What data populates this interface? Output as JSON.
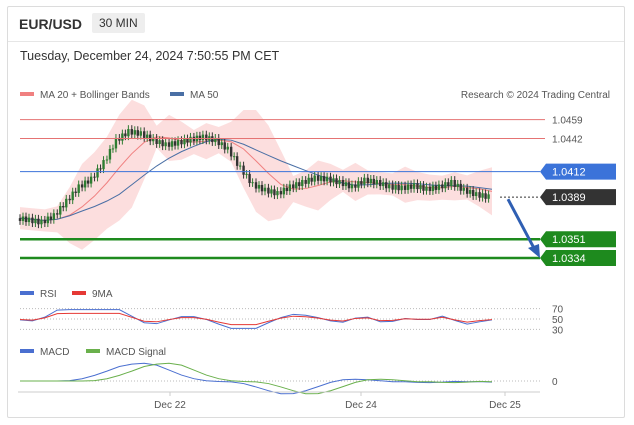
{
  "header": {
    "symbol": "EUR/USD",
    "timeframe": "30 MIN",
    "timestamp": "Tuesday, December 24, 2024 7:50:55 PM CET"
  },
  "chart_data": [
    {
      "type": "candlestick",
      "panel": "price",
      "legend": [
        {
          "name": "MA 20 + Bollinger Bands",
          "color": "#f08080"
        },
        {
          "name": "MA 50",
          "color": "#4a6fa5"
        }
      ],
      "attribution": "Research © 2024 Trading Central",
      "ylim": [
        1.0325,
        1.0465
      ],
      "x_ticks": [
        "Dec 22",
        "Dec 24",
        "Dec 25"
      ],
      "levels": [
        {
          "value": 1.0459,
          "label": "1.0459",
          "color": "#e57373",
          "style": "line-text"
        },
        {
          "value": 1.0442,
          "label": "1.0442",
          "color": "#e57373",
          "style": "line-text"
        },
        {
          "value": 1.0412,
          "label": "1.0412",
          "color": "#3b73d9",
          "style": "line-tag"
        },
        {
          "value": 1.0389,
          "label": "1.0389",
          "color": "#333333",
          "style": "dotted-tag"
        },
        {
          "value": 1.0351,
          "label": "1.0351",
          "color": "#1e8a1e",
          "style": "thick-tag"
        },
        {
          "value": 1.0334,
          "label": "1.0334",
          "color": "#1e8a1e",
          "style": "thick-tag"
        }
      ],
      "current_price": 1.0389,
      "forecast_arrow": {
        "from": 1.0389,
        "to": 1.0334
      },
      "approx_close_path": [
        1.037,
        1.0368,
        1.0366,
        1.0372,
        1.0385,
        1.0398,
        1.0405,
        1.042,
        1.044,
        1.0448,
        1.0446,
        1.044,
        1.0436,
        1.0438,
        1.0441,
        1.0443,
        1.044,
        1.0432,
        1.0415,
        1.04,
        1.0395,
        1.0392,
        1.0398,
        1.0402,
        1.0406,
        1.0405,
        1.0402,
        1.0398,
        1.0404,
        1.0402,
        1.0398,
        1.0397,
        1.0399,
        1.0396,
        1.0398,
        1.0402,
        1.0395,
        1.0391,
        1.0389
      ]
    },
    {
      "type": "line",
      "panel": "rsi",
      "legend": [
        {
          "name": "RSI",
          "color": "#4a6fd0"
        },
        {
          "name": "9MA",
          "color": "#e53935"
        }
      ],
      "y_ticks": [
        "70",
        "50",
        "30"
      ],
      "ylim": [
        25,
        75
      ]
    },
    {
      "type": "line",
      "panel": "macd",
      "legend": [
        {
          "name": "MACD",
          "color": "#4a6fd0"
        },
        {
          "name": "MACD Signal",
          "color": "#6ab04c"
        }
      ],
      "y_ticks": [
        "0"
      ]
    }
  ]
}
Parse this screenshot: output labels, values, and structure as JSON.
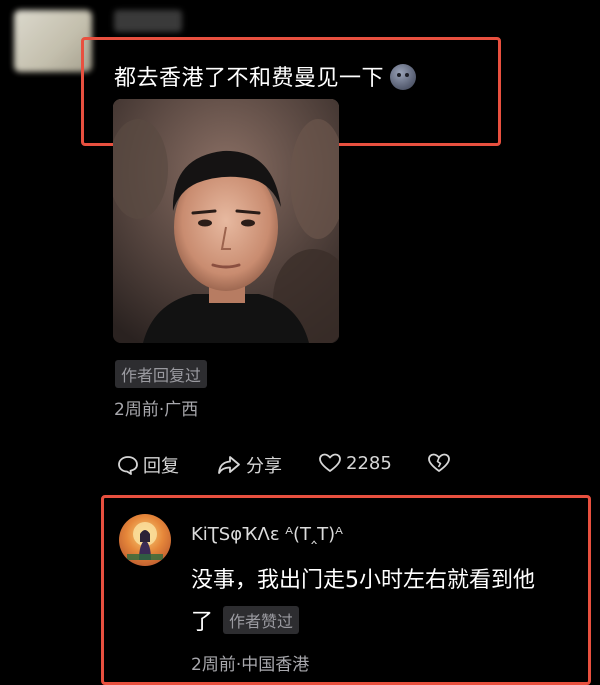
{
  "comment": {
    "text": "都去香港了不和费曼见一下",
    "sticker_icon": "smiley-sticker-icon",
    "author_badge": "作者回复过",
    "meta": "2周前·广西"
  },
  "actions": {
    "reply_label": "回复",
    "share_label": "分享",
    "like_count": "2285"
  },
  "reply": {
    "username": "KiƮSφҠΛε ᴬ(T‸T)ᴬ",
    "text": "没事，我出门走5小时左右就看到他",
    "text_tail": "了",
    "author_badge": "作者赞过",
    "meta": "2周前·中国香港"
  },
  "colors": {
    "highlight": "#e8503f",
    "background": "#000000",
    "badge_bg": "#2d2d30"
  }
}
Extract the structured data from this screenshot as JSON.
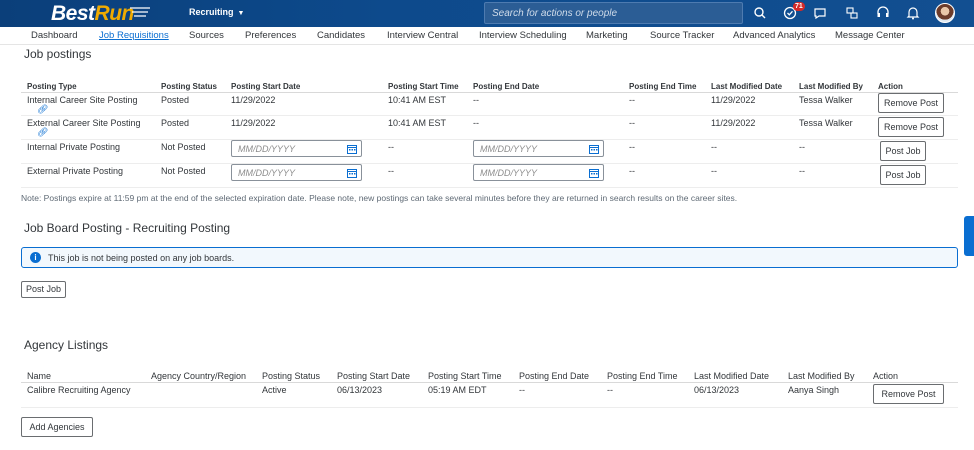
{
  "shell": {
    "logo_main": "Best",
    "logo_accent": "Run",
    "module": "Recruiting",
    "search_placeholder": "Search for actions or people",
    "notification_count": "71",
    "icons": [
      "search-icon",
      "approvals-icon",
      "feedback-icon",
      "org-chart-icon",
      "help-icon",
      "bell-icon"
    ]
  },
  "tabs": [
    "Dashboard",
    "Job Requisitions",
    "Sources",
    "Preferences",
    "Candidates",
    "Interview Central",
    "Interview Scheduling",
    "Marketing",
    "Source Tracker",
    "Advanced Analytics",
    "Message Center"
  ],
  "job_postings": {
    "title": "Job postings",
    "columns": [
      "Posting Type",
      "Posting Status",
      "Posting Start Date",
      "Posting Start Time",
      "Posting End Date",
      "Posting End Time",
      "Last Modified Date",
      "Last Modified By",
      "Action"
    ],
    "rows": [
      {
        "type": "Internal Career Site Posting",
        "status": "Posted",
        "start_date": "11/29/2022",
        "start_time": "10:41 AM EST",
        "end_date": "--",
        "end_time": "--",
        "mod_date": "11/29/2022",
        "mod_by": "Tessa Walker",
        "action": "Remove Post"
      },
      {
        "type": "External Career Site Posting",
        "status": "Posted",
        "start_date": "11/29/2022",
        "start_time": "10:41 AM EST",
        "end_date": "--",
        "end_time": "--",
        "mod_date": "11/29/2022",
        "mod_by": "Tessa Walker",
        "action": "Remove Post"
      },
      {
        "type": "Internal Private Posting",
        "status": "Not Posted",
        "start_date": "",
        "start_time": "--",
        "end_date": "",
        "end_time": "--",
        "mod_date": "--",
        "mod_by": "--",
        "action": "Post Job"
      },
      {
        "type": "External Private Posting",
        "status": "Not Posted",
        "start_date": "",
        "start_time": "--",
        "end_date": "",
        "end_time": "--",
        "mod_date": "--",
        "mod_by": "--",
        "action": "Post Job"
      }
    ],
    "date_placeholder": "MM/DD/YYYY",
    "note": "Note: Postings expire at 11:59 pm at the end of the selected expiration date. Please note, new postings can take several minutes before they are returned in search results on the career sites."
  },
  "job_board": {
    "title": "Job Board Posting - Recruiting Posting",
    "info": "This job is not being posted on any job boards.",
    "button": "Post Job"
  },
  "agency": {
    "title": "Agency Listings",
    "columns": [
      "Name",
      "Agency Country/Region",
      "Posting Status",
      "Posting Start Date",
      "Posting Start Time",
      "Posting End Date",
      "Posting End Time",
      "Last Modified Date",
      "Last Modified By",
      "Action"
    ],
    "rows": [
      {
        "name": "Calibre Recruiting Agency",
        "country": "",
        "status": "Active",
        "start_date": "06/13/2023",
        "start_time": "05:19 AM EDT",
        "end_date": "--",
        "end_time": "--",
        "mod_date": "06/13/2023",
        "mod_by": "Aanya Singh",
        "action": "Remove Post"
      }
    ],
    "button": "Add Agencies"
  }
}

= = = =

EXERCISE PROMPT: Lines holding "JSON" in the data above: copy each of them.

EXERCISE RESULT:
What data populates this interface? Output as JSON.
Parse this screenshot: output labels, values, and structure as JSON.
Extract the structured data from this screenshot as JSON.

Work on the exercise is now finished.